A name is everything! Isaiah is a biblical name and means God Is Salvation, and while I didn't know that when I named my character, it matches with Isaiah's constant drive to help or save his family from the downward spiral he sees them on. Isaiah is a very strong name, which is fitting for a very strong kid. I gave his best friend the nickname Sneaky for two reasons: 1. He was a sneaky kid when he was little. When I was younger, my sister and I played a game called Sneaky Soldiers, where we would spy on people, preferably at big family gatherings. I wanted to honor that memory. 2. He's really into sneakers. There's another character, Angel, who, at the beginning of the novel, is absolutely nothing like her name. I wanted that contrast to be strong.

How surprised would your teenage reader self be by your new novel?

I think my teenage reader self would be surprised that I was writing for children! But at the same time, my teenage reader self would've felt so excited to see the cover of this new novel and to read about such a relevant and moving story. As a teenager, I was very proud of my heritage and would've felt empowered to see this title.

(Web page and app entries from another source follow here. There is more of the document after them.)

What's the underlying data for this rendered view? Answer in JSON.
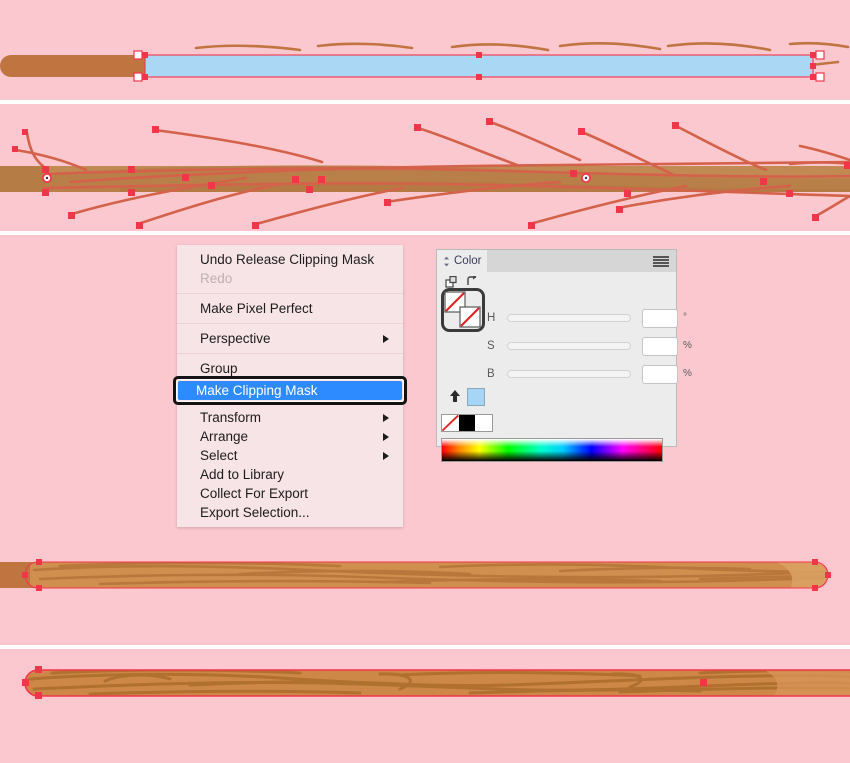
{
  "app": {
    "background_color": "#fcc8cf",
    "divider_color": "#ffffff",
    "artboard_count": 5
  },
  "context_menu": {
    "name": "illustrator-context-menu",
    "background": "#f7e4e6",
    "groups": [
      {
        "items": [
          {
            "label": "Undo Release Clipping Mask",
            "disabled": false,
            "submenu": false
          },
          {
            "label": "Redo",
            "disabled": true,
            "submenu": false
          }
        ]
      },
      {
        "items": [
          {
            "label": "Make Pixel Perfect",
            "disabled": false,
            "submenu": false
          }
        ]
      },
      {
        "items": [
          {
            "label": "Perspective",
            "disabled": false,
            "submenu": true
          }
        ]
      },
      {
        "items": [
          {
            "label": "Group",
            "disabled": false,
            "submenu": false
          },
          {
            "label": "Make Clipping Mask",
            "disabled": false,
            "submenu": false,
            "highlighted": true
          }
        ]
      },
      {
        "items": [
          {
            "label": "Transform",
            "disabled": false,
            "submenu": true
          },
          {
            "label": "Arrange",
            "disabled": false,
            "submenu": true
          },
          {
            "label": "Select",
            "disabled": false,
            "submenu": true
          },
          {
            "label": "Add to Library",
            "disabled": false,
            "submenu": false
          },
          {
            "label": "Collect For Export",
            "disabled": false,
            "submenu": false
          },
          {
            "label": "Export Selection...",
            "disabled": false,
            "submenu": false
          }
        ]
      }
    ],
    "highlight": {
      "label": "Make Clipping Mask",
      "background": "#2e8bff",
      "text_color": "#ffffff",
      "ring_color": "#131313"
    }
  },
  "color_panel": {
    "name": "color-panel",
    "tab_label": "Color",
    "menu_icon": "hamburger-icon",
    "collapse_icon": "chevron-updown-icon",
    "fill_swatch": "none-swatch",
    "stroke_swatch": "none-swatch",
    "swap_icon": "swap-fill-stroke-icon",
    "default_icon": "default-fill-stroke-icon",
    "upload_icon": "add-to-swatches-icon",
    "current_swatch_color": "#a6d5f5",
    "quick_swatches": [
      {
        "name": "none-swatch",
        "color": "none"
      },
      {
        "name": "black-swatch",
        "color": "#000000"
      },
      {
        "name": "white-swatch",
        "color": "#ffffff"
      }
    ],
    "sliders": [
      {
        "key": "H",
        "label": "H",
        "value": "",
        "unit": "°"
      },
      {
        "key": "S",
        "label": "S",
        "value": "",
        "unit": "%"
      },
      {
        "key": "B",
        "label": "B",
        "value": "",
        "unit": "%"
      }
    ],
    "spectrum_label": "color-spectrum-ramp"
  },
  "artwork": {
    "band1": {
      "name": "stick-with-selected-blue-shape",
      "brown_bar_color": "#c07440",
      "selected_rect_color": "#aad7f4",
      "selection_color": "#f2364a",
      "anchor_fill": "#ffffff",
      "grain_color": "#c07440"
    },
    "band2": {
      "name": "wood-grain-paths-selected",
      "bar_color": "#c08a52",
      "bar_dark_color": "#b27a45",
      "grain_color": "#d4624a",
      "anchor_color": "#f2364a"
    },
    "band4": {
      "name": "clipped-wood-stick-light",
      "bar_color": "#d08f4f",
      "grain_color": "#b9773c",
      "tail_color": "#c07440"
    },
    "band5": {
      "name": "clipped-wood-stick-dark",
      "bar_color": "#cd8747",
      "grain_color": "#b0702f",
      "selection_color": "#f2364a"
    }
  }
}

Do you find it harder to write beginnings or endings? Which do you change more?

I find it harder to write endings. I've typically been a pantser, (ie, writing by the seat of my pants) so I'm used to allowing the story to take me somewhere that I may or may not know about. I have a general idea of how a story will end, but sometimes events in the story change the direction. I think the hardest part of writing endings is being so close to completing the work and feeling the anticipation and urge to just get it done! Very similar to childbirth, where you are tired of pushing and just want that baby out! With Isaiah, I originally wanted the story to take place over the course of a year. As I progressed through the story, however, I found that would've drawn things out unnecessarily and so I had to adjust my ending.

Do you see much of yourself in your characters? Do they have any connection to your personality, or are they a world apart?

Yes, I do see myself sometimes in my characters. In Isaiah Dunn Is My Hero, I'm definitely like Sneaky when it comes to the candy hustle and saving my money for special purchases. I can also identify with Isaiah's mom and the tough task of grieving while still being responsible for kids and their needs. Isaiah's love of writing poetry also reminds me of myself when I was his age

What non-literary inspirations have influenced your writing?

Hands down, Kobe Bryant. Not in terms of subject matter, but in how I approach writing. I take so much from his Mamba Mentality and the idea of striving to be better every single day. I have a small tattoo of his jerseys and name on the wrist of my writing hand and it serves as a reminder to push past writing (and life) obstacles and put my all in everything I write. Outside of God and family, Kobe has been my biggest inspiration.
Visit Kelly J. Baptist’s website.

--Marshal Zeringue